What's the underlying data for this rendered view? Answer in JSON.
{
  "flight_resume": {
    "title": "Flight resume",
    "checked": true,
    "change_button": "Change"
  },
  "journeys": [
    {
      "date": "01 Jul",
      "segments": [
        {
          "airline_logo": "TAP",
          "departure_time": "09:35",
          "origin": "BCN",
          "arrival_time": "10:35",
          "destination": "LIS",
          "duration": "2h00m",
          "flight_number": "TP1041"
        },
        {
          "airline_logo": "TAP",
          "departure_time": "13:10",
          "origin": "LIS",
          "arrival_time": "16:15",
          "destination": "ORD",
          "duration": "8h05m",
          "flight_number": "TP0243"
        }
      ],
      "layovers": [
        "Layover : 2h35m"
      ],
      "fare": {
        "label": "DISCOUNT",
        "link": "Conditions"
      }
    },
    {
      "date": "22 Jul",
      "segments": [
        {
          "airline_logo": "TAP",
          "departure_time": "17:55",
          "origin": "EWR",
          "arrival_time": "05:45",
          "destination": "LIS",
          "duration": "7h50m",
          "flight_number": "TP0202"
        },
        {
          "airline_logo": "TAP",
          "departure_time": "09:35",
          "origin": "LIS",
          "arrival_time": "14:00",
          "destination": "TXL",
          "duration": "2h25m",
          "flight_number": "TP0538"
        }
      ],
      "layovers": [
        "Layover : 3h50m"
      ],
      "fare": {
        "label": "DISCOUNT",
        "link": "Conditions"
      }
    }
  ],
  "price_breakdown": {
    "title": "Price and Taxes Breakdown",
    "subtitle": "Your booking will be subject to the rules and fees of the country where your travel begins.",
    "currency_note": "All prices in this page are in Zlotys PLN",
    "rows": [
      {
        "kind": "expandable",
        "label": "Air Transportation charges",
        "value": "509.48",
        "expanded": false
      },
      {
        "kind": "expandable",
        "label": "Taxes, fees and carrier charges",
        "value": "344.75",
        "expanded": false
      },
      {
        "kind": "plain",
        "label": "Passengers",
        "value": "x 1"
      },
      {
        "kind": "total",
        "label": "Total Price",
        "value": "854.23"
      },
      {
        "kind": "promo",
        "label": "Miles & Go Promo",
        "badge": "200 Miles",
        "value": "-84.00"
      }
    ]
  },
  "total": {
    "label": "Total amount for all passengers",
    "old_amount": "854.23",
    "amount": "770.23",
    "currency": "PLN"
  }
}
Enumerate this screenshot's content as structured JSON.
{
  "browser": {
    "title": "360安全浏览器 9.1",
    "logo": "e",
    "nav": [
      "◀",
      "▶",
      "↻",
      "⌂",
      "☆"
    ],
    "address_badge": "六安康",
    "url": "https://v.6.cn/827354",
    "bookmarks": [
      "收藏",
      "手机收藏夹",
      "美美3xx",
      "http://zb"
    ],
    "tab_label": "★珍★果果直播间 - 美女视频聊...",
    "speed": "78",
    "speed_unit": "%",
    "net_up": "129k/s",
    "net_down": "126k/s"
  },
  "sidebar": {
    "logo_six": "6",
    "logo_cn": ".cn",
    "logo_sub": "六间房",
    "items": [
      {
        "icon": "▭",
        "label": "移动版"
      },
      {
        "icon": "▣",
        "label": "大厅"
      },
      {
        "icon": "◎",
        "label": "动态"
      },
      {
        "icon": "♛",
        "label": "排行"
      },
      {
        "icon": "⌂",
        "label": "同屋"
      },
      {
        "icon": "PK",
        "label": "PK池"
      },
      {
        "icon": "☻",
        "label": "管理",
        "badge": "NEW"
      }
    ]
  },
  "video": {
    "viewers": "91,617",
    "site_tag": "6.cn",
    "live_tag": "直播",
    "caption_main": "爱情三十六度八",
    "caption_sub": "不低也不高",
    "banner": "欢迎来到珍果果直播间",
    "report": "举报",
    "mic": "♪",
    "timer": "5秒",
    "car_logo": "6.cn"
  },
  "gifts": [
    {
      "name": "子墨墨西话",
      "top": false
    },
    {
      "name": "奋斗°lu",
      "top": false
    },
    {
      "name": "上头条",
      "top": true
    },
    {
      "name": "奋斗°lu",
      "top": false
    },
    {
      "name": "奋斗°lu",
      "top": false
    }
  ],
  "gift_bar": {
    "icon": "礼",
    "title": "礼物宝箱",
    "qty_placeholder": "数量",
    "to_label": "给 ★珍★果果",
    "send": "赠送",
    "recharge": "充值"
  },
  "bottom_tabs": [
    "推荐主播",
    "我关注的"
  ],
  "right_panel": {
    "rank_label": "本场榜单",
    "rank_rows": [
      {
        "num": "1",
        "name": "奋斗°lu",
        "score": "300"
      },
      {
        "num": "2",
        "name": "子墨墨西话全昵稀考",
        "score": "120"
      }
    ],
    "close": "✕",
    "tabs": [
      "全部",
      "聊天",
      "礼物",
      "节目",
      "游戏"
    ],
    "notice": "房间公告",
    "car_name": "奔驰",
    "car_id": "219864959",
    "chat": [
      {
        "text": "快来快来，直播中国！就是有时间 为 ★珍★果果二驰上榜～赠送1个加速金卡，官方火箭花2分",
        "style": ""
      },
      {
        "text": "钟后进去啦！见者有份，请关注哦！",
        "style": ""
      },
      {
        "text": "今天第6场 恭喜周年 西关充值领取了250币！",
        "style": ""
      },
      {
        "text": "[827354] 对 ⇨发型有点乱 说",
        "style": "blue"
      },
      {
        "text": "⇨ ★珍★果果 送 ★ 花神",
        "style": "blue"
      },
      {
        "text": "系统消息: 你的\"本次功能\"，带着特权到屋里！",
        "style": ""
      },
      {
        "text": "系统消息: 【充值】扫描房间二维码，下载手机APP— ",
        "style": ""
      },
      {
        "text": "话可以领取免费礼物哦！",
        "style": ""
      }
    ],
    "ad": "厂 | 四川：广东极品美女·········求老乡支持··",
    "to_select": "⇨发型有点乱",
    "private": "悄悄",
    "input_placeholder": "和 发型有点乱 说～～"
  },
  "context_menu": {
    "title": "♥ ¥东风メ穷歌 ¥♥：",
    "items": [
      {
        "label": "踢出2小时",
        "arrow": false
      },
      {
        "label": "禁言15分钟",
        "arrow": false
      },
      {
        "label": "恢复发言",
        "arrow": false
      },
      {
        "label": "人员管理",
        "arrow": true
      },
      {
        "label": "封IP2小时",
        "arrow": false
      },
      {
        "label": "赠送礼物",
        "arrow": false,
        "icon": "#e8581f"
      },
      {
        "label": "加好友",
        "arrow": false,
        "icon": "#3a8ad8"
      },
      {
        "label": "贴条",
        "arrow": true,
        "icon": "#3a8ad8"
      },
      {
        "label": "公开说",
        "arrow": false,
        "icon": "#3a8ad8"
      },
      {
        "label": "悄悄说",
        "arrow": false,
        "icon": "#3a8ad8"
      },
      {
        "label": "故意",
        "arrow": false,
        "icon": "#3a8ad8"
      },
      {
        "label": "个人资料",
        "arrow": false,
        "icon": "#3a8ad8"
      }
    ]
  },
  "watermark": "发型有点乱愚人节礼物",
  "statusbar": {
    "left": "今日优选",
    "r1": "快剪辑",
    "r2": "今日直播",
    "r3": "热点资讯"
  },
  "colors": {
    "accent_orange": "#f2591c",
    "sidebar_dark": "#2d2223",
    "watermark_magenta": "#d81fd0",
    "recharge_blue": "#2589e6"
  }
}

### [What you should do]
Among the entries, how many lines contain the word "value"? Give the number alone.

### [Answer section]
5